A gay San Francisco police officer will receive a $225,000 settlement in his lawsuit alleging discrimination and harassment by his colleagues.
The city's Board of Supervisors gave final approval February 8 to the settlement with Officer Brendan Mannix, according to The Bay Area Reporter.
Mannix filed his suit in 2018 in San Francisco Superior Court. He claimed that at the city's Central Station, he was subjected to frequent antigay insults from Sgts. Patrick Tobin and Lawrence McDevitt. They would call him "such a queen" and "too dramatic," and would react to him with remarks like "Ugh, you gays," the suit says. He was also denied backup in dangerous situations, according to the suit.
Their harassment "was so severe, widespread, and/or persistent that a reasonable gay man in Plaintiff's circumstances would have considered the work environment to be hostile or abusive," the suit alleged.
Mannix complained to the city's Department of Human Resources and its Equal Employment Opportunity Division, but a report prepared by Sgt. Maria Ciriaco failed to include many of the incidents he mentioned, his suit says. He also claimed that after complaining, he suffered retaliation by being given the least desirable assignments.
In settling the suit, the city did not admit any wrongdoing by the San Francisco Police Department. "Given the inherent costs of continued litigation, we believe the proposed settlement is an appropriate resolution," Jen Kwart, a spokeswoman for the city attorney's office, told Mission Local. "There is no admission of liability on the part of SFPD or the city."
Mannix is still an officer at the Central Station.

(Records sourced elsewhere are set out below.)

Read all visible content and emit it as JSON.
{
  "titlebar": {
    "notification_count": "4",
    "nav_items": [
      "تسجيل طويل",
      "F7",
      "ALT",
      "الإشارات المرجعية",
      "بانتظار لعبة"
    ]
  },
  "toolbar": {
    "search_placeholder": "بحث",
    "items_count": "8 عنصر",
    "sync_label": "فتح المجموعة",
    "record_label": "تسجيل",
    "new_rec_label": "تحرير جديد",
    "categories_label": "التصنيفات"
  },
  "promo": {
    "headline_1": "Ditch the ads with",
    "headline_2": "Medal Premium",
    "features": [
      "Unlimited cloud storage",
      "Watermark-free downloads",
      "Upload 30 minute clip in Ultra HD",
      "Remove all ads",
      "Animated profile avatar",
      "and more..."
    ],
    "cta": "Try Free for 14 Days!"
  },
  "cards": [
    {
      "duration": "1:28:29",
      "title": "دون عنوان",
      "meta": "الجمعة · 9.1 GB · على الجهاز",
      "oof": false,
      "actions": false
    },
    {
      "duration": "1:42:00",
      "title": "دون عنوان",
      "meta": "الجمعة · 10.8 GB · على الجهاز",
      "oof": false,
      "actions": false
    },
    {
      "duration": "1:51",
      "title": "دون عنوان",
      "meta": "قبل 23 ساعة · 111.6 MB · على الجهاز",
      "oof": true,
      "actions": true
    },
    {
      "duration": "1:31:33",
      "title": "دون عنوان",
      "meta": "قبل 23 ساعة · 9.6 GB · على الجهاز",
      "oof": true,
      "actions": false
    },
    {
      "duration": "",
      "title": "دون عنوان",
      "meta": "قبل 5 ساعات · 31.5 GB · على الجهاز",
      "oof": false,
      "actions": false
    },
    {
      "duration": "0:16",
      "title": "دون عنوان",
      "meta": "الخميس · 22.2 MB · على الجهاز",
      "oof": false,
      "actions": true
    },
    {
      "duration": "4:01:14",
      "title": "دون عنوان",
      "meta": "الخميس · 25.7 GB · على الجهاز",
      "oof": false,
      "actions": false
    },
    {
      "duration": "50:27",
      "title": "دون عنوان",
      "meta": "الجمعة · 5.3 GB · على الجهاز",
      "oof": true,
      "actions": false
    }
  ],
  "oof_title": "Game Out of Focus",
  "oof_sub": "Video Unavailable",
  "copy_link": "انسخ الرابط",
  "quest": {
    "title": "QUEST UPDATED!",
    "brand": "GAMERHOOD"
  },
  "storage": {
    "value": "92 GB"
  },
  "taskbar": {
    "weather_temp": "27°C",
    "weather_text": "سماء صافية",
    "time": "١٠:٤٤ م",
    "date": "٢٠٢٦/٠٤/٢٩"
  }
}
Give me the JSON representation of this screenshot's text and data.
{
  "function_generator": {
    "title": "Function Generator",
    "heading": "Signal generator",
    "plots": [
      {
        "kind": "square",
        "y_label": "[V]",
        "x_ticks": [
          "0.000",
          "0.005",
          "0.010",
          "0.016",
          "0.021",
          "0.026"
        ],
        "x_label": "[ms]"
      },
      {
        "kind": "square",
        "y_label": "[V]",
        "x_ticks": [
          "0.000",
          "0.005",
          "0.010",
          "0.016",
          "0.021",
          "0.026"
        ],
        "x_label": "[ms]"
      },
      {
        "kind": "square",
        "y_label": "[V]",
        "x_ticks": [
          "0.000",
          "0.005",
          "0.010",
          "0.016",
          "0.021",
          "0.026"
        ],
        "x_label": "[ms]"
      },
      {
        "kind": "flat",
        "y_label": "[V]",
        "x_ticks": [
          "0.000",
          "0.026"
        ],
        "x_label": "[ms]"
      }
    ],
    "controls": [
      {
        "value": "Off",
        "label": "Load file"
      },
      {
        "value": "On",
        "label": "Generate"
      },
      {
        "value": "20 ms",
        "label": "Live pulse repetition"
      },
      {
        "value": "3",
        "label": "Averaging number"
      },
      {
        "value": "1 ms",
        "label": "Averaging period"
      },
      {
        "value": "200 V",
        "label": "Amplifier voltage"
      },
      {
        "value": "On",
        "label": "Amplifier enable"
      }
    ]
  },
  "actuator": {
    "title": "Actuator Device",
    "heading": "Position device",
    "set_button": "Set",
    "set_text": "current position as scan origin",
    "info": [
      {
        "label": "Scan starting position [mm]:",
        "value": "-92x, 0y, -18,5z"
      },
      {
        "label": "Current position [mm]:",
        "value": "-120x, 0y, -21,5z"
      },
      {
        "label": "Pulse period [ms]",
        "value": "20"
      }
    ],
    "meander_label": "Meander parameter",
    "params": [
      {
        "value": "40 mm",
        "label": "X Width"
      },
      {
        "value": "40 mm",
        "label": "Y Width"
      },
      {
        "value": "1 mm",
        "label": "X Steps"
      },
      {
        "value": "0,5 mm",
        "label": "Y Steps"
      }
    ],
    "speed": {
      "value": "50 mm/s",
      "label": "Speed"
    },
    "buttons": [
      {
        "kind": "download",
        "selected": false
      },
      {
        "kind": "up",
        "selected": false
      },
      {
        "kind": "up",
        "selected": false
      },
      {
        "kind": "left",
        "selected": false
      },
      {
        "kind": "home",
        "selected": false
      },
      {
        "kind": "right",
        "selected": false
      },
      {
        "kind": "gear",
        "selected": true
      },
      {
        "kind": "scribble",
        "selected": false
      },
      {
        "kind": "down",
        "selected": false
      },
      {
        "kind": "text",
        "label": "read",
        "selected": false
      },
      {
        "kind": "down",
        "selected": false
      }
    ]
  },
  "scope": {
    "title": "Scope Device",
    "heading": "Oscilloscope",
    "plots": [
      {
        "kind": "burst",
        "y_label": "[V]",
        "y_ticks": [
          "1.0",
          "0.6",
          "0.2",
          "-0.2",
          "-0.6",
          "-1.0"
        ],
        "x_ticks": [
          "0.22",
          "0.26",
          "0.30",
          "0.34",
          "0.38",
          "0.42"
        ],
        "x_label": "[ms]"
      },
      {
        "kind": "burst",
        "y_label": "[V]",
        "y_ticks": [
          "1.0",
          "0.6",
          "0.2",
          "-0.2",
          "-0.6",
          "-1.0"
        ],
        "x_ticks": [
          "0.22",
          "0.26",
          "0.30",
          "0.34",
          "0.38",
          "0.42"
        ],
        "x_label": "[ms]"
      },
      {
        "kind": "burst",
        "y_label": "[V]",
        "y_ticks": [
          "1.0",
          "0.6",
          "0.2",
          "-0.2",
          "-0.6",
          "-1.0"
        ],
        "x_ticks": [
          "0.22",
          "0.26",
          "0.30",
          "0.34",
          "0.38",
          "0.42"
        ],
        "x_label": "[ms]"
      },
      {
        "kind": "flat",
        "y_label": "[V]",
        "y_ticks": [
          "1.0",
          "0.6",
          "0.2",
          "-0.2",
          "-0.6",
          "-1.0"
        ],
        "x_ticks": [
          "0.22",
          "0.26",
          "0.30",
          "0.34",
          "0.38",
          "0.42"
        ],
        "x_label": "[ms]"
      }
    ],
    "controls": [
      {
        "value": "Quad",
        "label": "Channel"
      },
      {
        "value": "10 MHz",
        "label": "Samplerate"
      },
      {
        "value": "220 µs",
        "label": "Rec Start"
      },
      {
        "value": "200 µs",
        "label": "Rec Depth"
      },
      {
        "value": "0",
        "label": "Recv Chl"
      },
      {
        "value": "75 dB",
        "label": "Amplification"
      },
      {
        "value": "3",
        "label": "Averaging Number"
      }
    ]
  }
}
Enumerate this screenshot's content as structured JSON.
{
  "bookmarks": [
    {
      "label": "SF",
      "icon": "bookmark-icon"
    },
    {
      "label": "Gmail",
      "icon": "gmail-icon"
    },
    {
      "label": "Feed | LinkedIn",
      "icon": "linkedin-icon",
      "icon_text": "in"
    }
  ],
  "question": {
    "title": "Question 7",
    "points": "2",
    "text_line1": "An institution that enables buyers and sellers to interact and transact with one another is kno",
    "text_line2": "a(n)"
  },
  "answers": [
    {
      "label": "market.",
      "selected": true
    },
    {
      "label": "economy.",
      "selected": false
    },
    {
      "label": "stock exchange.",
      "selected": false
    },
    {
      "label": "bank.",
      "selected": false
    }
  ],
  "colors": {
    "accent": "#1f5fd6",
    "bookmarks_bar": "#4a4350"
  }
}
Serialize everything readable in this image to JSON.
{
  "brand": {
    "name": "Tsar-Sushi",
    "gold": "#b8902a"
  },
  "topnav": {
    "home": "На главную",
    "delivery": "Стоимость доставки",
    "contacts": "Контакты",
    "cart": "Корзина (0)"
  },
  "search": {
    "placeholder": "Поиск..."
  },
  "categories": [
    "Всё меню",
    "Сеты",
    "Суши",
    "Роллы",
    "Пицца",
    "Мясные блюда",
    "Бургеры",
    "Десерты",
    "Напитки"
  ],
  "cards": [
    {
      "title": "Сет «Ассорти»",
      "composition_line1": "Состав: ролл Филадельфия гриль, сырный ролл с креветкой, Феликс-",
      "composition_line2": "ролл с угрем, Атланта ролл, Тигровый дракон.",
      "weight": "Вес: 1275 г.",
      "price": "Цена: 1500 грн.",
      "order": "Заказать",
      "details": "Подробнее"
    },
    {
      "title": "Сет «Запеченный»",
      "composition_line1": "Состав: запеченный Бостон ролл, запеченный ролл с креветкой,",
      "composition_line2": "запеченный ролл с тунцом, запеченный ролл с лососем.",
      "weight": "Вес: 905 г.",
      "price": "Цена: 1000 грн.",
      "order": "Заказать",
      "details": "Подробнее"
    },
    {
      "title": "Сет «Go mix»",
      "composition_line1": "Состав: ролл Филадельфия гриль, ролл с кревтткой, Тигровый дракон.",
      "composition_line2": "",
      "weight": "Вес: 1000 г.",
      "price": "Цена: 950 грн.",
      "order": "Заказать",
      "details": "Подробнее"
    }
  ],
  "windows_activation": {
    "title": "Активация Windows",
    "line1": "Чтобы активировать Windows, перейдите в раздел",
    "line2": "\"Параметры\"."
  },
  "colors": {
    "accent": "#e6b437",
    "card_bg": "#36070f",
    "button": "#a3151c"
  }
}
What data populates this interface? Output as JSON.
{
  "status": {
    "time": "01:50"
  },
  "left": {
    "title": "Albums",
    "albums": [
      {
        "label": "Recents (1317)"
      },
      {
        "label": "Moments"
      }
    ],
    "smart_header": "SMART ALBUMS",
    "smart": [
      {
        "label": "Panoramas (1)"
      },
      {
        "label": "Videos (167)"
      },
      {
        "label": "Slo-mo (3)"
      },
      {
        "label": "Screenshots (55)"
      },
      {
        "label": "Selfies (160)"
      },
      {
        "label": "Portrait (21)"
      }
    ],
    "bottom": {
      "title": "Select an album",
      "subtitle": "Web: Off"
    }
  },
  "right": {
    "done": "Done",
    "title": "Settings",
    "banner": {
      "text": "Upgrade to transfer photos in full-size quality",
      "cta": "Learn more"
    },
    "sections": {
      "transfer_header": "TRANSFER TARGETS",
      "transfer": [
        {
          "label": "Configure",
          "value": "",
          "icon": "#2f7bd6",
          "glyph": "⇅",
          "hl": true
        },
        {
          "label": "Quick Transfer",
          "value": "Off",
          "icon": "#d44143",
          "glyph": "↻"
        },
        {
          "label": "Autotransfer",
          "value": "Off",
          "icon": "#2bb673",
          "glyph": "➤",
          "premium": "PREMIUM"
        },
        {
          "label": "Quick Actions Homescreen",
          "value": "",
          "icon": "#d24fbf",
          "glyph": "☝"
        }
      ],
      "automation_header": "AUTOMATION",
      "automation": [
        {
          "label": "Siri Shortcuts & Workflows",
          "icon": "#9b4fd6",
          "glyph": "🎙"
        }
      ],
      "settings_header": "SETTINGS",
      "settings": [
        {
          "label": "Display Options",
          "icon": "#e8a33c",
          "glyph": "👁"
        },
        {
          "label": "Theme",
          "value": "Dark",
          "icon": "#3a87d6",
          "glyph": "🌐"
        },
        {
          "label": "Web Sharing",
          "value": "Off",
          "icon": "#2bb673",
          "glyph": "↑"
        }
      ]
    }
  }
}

Tobin has retired, but McDevitt and Ciriaco are still with the department. A police spokesman contacted by the Reporter declined to say if they have been disciplined.